Requirement> Give the listing again in full, exactly as it appears.

Exercise inputs>
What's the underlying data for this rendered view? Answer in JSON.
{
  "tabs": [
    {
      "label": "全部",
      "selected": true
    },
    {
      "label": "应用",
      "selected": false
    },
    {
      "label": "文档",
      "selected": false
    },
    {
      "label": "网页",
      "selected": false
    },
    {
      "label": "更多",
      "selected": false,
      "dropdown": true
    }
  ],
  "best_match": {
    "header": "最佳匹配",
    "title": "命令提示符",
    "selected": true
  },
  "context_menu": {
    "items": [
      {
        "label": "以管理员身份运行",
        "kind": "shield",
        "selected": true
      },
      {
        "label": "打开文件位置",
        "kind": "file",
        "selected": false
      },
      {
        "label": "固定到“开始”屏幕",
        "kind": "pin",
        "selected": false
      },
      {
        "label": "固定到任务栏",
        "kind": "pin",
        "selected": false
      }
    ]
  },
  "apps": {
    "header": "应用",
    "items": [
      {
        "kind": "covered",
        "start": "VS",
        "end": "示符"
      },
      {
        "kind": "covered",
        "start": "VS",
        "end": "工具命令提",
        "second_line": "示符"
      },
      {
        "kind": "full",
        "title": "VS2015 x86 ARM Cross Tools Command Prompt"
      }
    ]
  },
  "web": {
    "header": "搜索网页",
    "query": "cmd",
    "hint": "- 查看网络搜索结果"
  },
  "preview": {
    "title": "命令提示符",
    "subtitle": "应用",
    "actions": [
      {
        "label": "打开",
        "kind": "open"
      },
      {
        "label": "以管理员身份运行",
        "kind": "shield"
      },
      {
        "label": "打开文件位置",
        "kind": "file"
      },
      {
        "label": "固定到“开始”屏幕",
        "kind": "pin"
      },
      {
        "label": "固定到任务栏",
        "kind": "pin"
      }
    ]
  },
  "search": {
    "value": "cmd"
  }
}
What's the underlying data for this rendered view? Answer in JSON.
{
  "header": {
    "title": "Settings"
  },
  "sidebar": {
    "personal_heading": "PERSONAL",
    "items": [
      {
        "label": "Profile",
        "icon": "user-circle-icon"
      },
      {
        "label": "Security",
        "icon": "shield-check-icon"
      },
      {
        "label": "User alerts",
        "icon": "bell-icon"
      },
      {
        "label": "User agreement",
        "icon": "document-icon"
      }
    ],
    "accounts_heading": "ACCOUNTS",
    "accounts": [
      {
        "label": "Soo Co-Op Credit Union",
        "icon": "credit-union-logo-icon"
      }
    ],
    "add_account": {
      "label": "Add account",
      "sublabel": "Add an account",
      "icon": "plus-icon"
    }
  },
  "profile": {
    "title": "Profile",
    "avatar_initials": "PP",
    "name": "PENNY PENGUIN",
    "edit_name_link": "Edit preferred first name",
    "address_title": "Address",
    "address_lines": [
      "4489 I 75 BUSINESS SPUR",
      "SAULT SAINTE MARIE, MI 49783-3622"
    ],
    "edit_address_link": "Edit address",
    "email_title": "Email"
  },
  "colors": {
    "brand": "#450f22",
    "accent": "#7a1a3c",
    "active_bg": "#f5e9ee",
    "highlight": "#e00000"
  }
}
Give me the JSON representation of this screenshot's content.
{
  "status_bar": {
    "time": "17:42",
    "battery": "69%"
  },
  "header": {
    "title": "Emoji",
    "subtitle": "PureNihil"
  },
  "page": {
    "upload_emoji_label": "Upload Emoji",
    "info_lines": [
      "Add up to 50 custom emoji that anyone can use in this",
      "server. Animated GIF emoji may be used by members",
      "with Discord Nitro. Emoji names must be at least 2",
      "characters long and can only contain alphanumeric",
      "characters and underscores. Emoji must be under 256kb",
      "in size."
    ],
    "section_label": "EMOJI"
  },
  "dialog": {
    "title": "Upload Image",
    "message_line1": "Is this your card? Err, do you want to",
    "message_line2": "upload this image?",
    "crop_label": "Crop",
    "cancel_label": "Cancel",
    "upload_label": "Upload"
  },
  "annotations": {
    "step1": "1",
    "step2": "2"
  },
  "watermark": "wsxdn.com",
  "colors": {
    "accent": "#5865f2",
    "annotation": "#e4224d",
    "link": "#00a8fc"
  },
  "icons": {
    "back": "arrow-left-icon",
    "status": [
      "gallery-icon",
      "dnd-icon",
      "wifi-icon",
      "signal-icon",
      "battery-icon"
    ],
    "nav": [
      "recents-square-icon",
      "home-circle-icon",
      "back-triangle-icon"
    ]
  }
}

Response area>
What's the underlying data for this rendered view? Answer in JSON.
{
  "tabs": [
    {
      "label": "全部",
      "selected": true
    },
    {
      "label": "应用",
      "selected": false
    },
    {
      "label": "文档",
      "selected": false
    },
    {
      "label": "网页",
      "selected": false
    },
    {
      "label": "更多",
      "selected": false,
      "dropdown": true
    }
  ],
  "best_match": {
    "header": "最佳匹配",
    "title": "命令提示符",
    "selected": true
  },
  "context_menu": {
    "items": [
      {
        "label": "以管理员身份运行",
        "kind": "shield",
        "selected": true
      },
      {
        "label": "打开文件位置",
        "kind": "file",
        "selected": false
      },
      {
        "label": "固定到“开始”屏幕",
        "kind": "pin",
        "selected": false
      },
      {
        "label": "固定到任务栏",
        "kind": "pin",
        "selected": false
      }
    ]
  },
  "apps": {
    "header": "应用",
    "items": [
      {
        "kind": "covered",
        "start": "VS",
        "end": "示符"
      },
      {
        "kind": "covered",
        "start": "VS",
        "end": "工具命令提",
        "second_line": "示符"
      },
      {
        "kind": "full",
        "title": "VS2015 x86 ARM Cross Tools Command Prompt"
      }
    ]
  },
  "web": {
    "header": "搜索网页",
    "query": "cmd",
    "hint": "- 查看网络搜索结果"
  },
  "preview": {
    "title": "命令提示符",
    "subtitle": "应用",
    "actions": [
      {
        "label": "打开",
        "kind": "open"
      },
      {
        "label": "以管理员身份运行",
        "kind": "shield"
      },
      {
        "label": "打开文件位置",
        "kind": "file"
      },
      {
        "label": "固定到“开始”屏幕",
        "kind": "pin"
      },
      {
        "label": "固定到任务栏",
        "kind": "pin"
      }
    ]
  },
  "search": {
    "value": "cmd"
  }
}
What's the underlying data for this rendered view? Answer in JSON.
{
  "header": {
    "title": "Settings"
  },
  "sidebar": {
    "personal_heading": "PERSONAL",
    "items": [
      {
        "label": "Profile",
        "icon": "user-circle-icon"
      },
      {
        "label": "Security",
        "icon": "shield-check-icon"
      },
      {
        "label": "User alerts",
        "icon": "bell-icon"
      },
      {
        "label": "User agreement",
        "icon": "document-icon"
      }
    ],
    "accounts_heading": "ACCOUNTS",
    "accounts": [
      {
        "label": "Soo Co-Op Credit Union",
        "icon": "credit-union-logo-icon"
      }
    ],
    "add_account": {
      "label": "Add account",
      "sublabel": "Add an account",
      "icon": "plus-icon"
    }
  },
  "profile": {
    "title": "Profile",
    "avatar_initials": "PP",
    "name": "PENNY PENGUIN",
    "edit_name_link": "Edit preferred first name",
    "address_title": "Address",
    "address_lines": [
      "4489 I 75 BUSINESS SPUR",
      "SAULT SAINTE MARIE, MI 49783-3622"
    ],
    "edit_address_link": "Edit address",
    "email_title": "Email"
  },
  "colors": {
    "brand": "#450f22",
    "accent": "#7a1a3c",
    "active_bg": "#f5e9ee",
    "highlight": "#e00000"
  }
}
Give me the JSON representation of this screenshot's content.
{
  "status_bar": {
    "time": "17:42",
    "battery": "69%"
  },
  "header": {
    "title": "Emoji",
    "subtitle": "PureNihil"
  },
  "page": {
    "upload_emoji_label": "Upload Emoji",
    "info_lines": [
      "Add up to 50 custom emoji that anyone can use in this",
      "server. Animated GIF emoji may be used by members",
      "with Discord Nitro. Emoji names must be at least 2",
      "characters long and can only contain alphanumeric",
      "characters and underscores. Emoji must be under 256kb",
      "in size."
    ],
    "section_label": "EMOJI"
  },
  "dialog": {
    "title": "Upload Image",
    "message_line1": "Is this your card? Err, do you want to",
    "message_line2": "upload this image?",
    "crop_label": "Crop",
    "cancel_label": "Cancel",
    "upload_label": "Upload"
  },
  "annotations": {
    "step1": "1",
    "step2": "2"
  },
  "watermark": "wsxdn.com",
  "colors": {
    "accent": "#5865f2",
    "annotation": "#e4224d",
    "link": "#00a8fc"
  },
  "icons": {
    "back": "arrow-left-icon",
    "status": [
      "gallery-icon",
      "dnd-icon",
      "wifi-icon",
      "signal-icon",
      "battery-icon"
    ],
    "nav": [
      "recents-square-icon",
      "home-circle-icon",
      "back-triangle-icon"
    ]
  }
}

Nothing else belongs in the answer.